Fortunately, claims do not always result in a lawsuit. The party asserting a claim must show entitlement and damages. For entitlement, the party must show that, under the terms of the contract documents, it is entitled to the additional time or money. To prove damages, the party must show the amount in dollars or days that it was injured as a result of the underlying claim.
Claims avoidance is key. Here are some tips to help your team avoid and mitigate claims.
- Know your contract requirements. Claims avoidance begins with understanding your contract requirements—and adhering to that contract. Know your responsibilities, other parties’ responsibilities, and the ramifications of any party’s failure to fulfill its responsibilities. Identify the vague areas before work begins and develop a plan to deal with potential problems not addressed by the contract.

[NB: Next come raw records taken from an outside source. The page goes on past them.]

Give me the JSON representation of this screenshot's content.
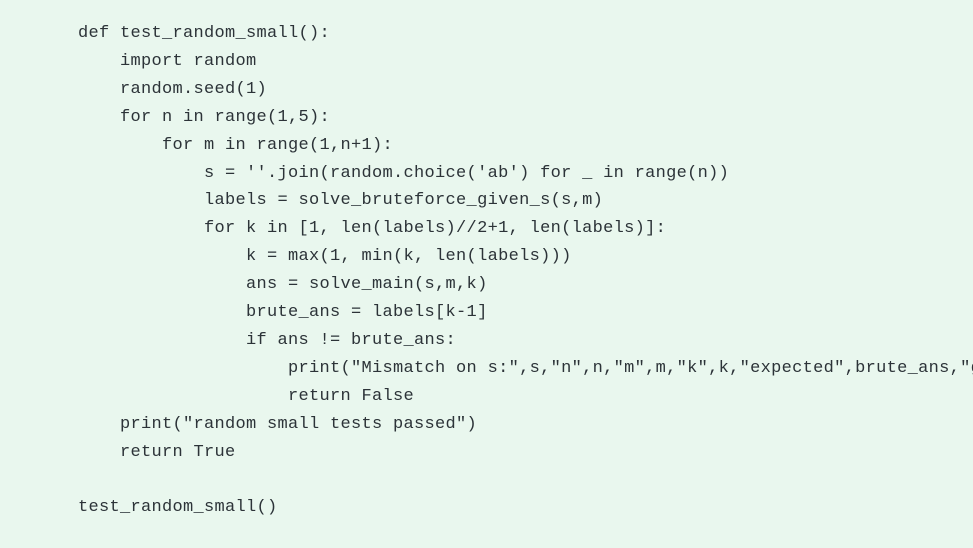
{
  "code": {
    "lines": [
      "def test_random_small():",
      "    import random",
      "    random.seed(1)",
      "    for n in range(1,5):",
      "        for m in range(1,n+1):",
      "            s = ''.join(random.choice('ab') for _ in range(n))",
      "            labels = solve_bruteforce_given_s(s,m)",
      "            for k in [1, len(labels)//2+1, len(labels)]:",
      "                k = max(1, min(k, len(labels)))",
      "                ans = solve_main(s,m,k)",
      "                brute_ans = labels[k-1]",
      "                if ans != brute_ans:",
      "                    print(\"Mismatch on s:\",s,\"n\",n,\"m\",m,\"k\",k,\"expected\",brute_ans,\"g",
      "                    return False",
      "    print(\"random small tests passed\")",
      "    return True",
      "",
      "test_random_small()"
    ]
  }
}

- Document problems and resolutions. If issues occur, document these as they arise (and not after the fact!). Such documentation may include daily logs, payroll records, job cost reports, test reports, correspondence, time-stamped photographs, and video. Keep records of problems encountered as well as methods used to resolve the issues. Finally, use correspondence effectively, intelligently, and respectfully.
- Continuously review the schedule. Knowledge of the day-to-day changes and events will help you identify potential claims before they impact the project schedule or budget. Document the activities or events that have caused a delay or acceleration. To minimize adverse impacts on a project, identify ways the project can make up for lost time and money. Often, rescheduling or re-sequencing of work will help recover lost time.
Complete contract documents, accurate project documentation, and a construction schedule are essential components to mitigating a claim. The first step is identifying that there is an impact. The next step is identifying the underlying cause of the impact. Finally, it is important to identify methods to minimize, eliminate, or correct the effect to the project.
Further, updating and maintenance of project documents may be the most important component for the mitigation of any claim. You must commit to reviewing and updating files on a daily or weekly basis. Keep in mind that it may be difficult to identify potential claims or issues if you do not maintain and update all project records regularly.
Kristen E. Braden, P.E., Esq., Director of Construction, provides construction management on public construction projects as well as construction claims management and resolution services for H.R. Gray, Inc. in Columbus, Ohio.